If the obligor is found guilty of having willfully failed to comply with the court’s previous order, the court may sentence the obligor to up to six months in the county jail and/or impose a fine not to exceed $500. Because indirect contempt is a civil (non-criminal) remedy and the obligor must always have a way in which to come into compliance and end the contempt, the court will also set “purge conditions, ”which may range from payment of the all amounts for which he was found guilty in the contempt proceeding to something less such as an order to start paying on-going current support, if applicable, and a monthly amount on the past due support. If the obligor complies with the purge conditions, he or she will never face jail time for contempt on those missed payments again and eventually the contempt will be purged.

Even if the obligor has been sentenced and placed in jail, he or she must still be able to end the contempt by meeting the terms of the purge conditions. If the obligor cannot pay the full amount owed in order to be released, with the court’s permission CSS may negotiate a partial purge fee or other purge conditions with the obligor. If the parties reach an agreement, CSS can request the court to release the obligor and approve a new payment agreement. The obligor will still have to make any future scheduled court appearances and comply with the payment agreement.

Practice Note:
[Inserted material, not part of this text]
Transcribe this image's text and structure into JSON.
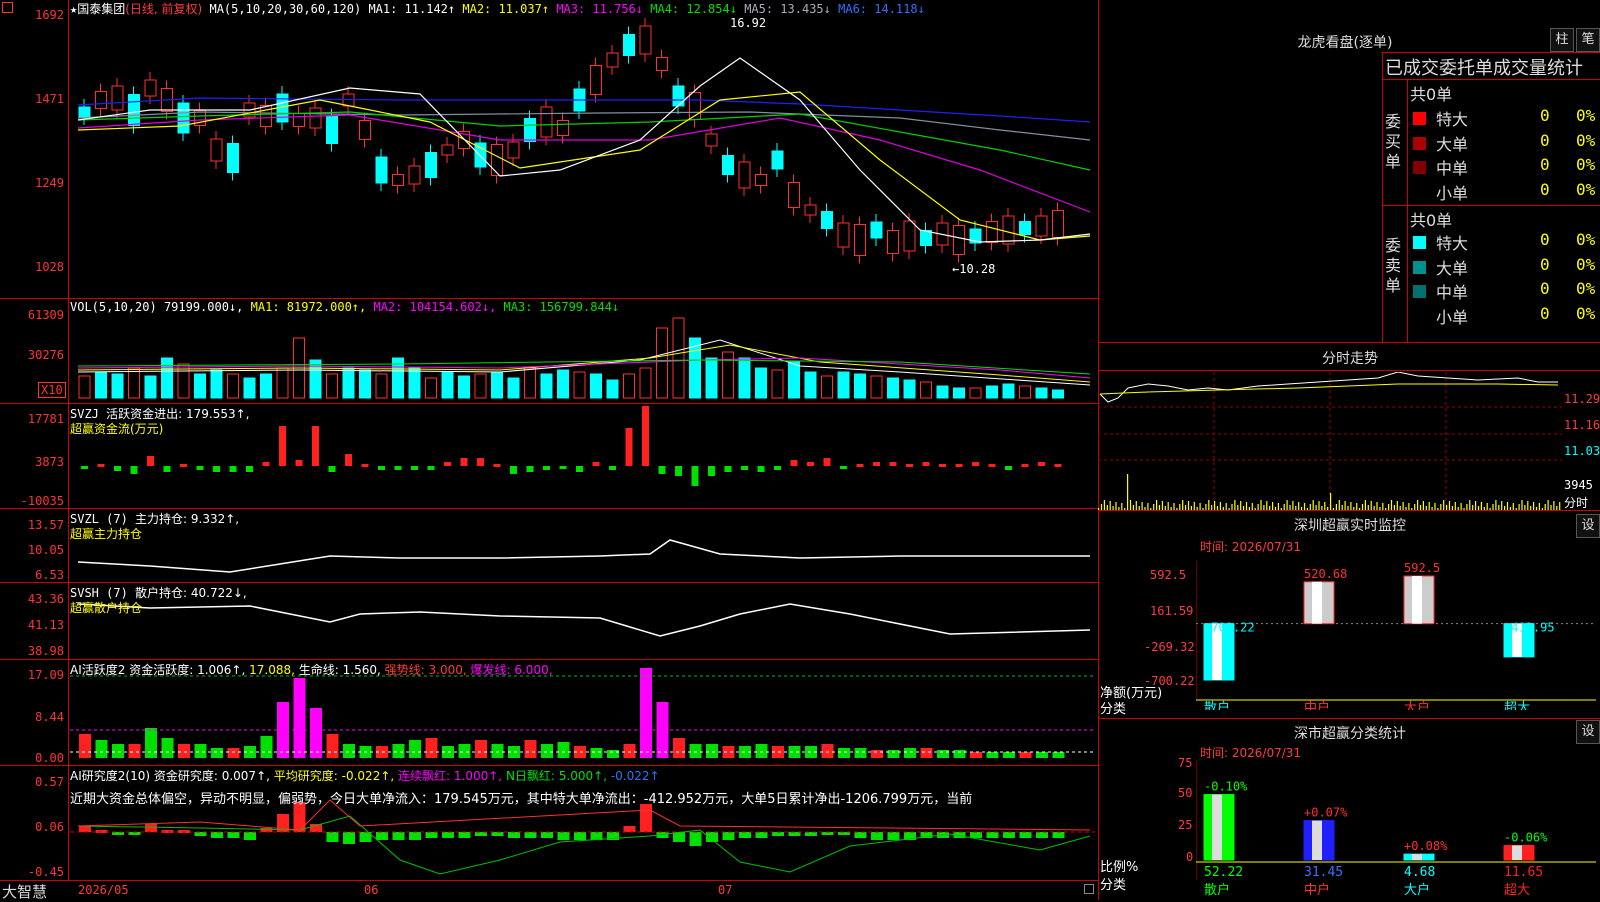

Even though a finding of guilt for indirect civil contempt may result in a sentence of confinement in the county jail, it should not be confused with the criminal felony charge of “Omission to Provide for a Child” at 21 O.S. § 852. A criminal charge for failing to pay support for one’s child may only be filed by the criminal division of a District Attorney’s Office. Because such a felony conviction can result in a felony record and incarceration in a state prison for a term of years, making it less likely that the obligor will be able to pay support or later find employment, CSS does not normally seek such criminal prosecutions, but will cooperate with the District Attorney should he or she decide to bring such charges.

Legal Authority
See: Civil Contempt Legal Authority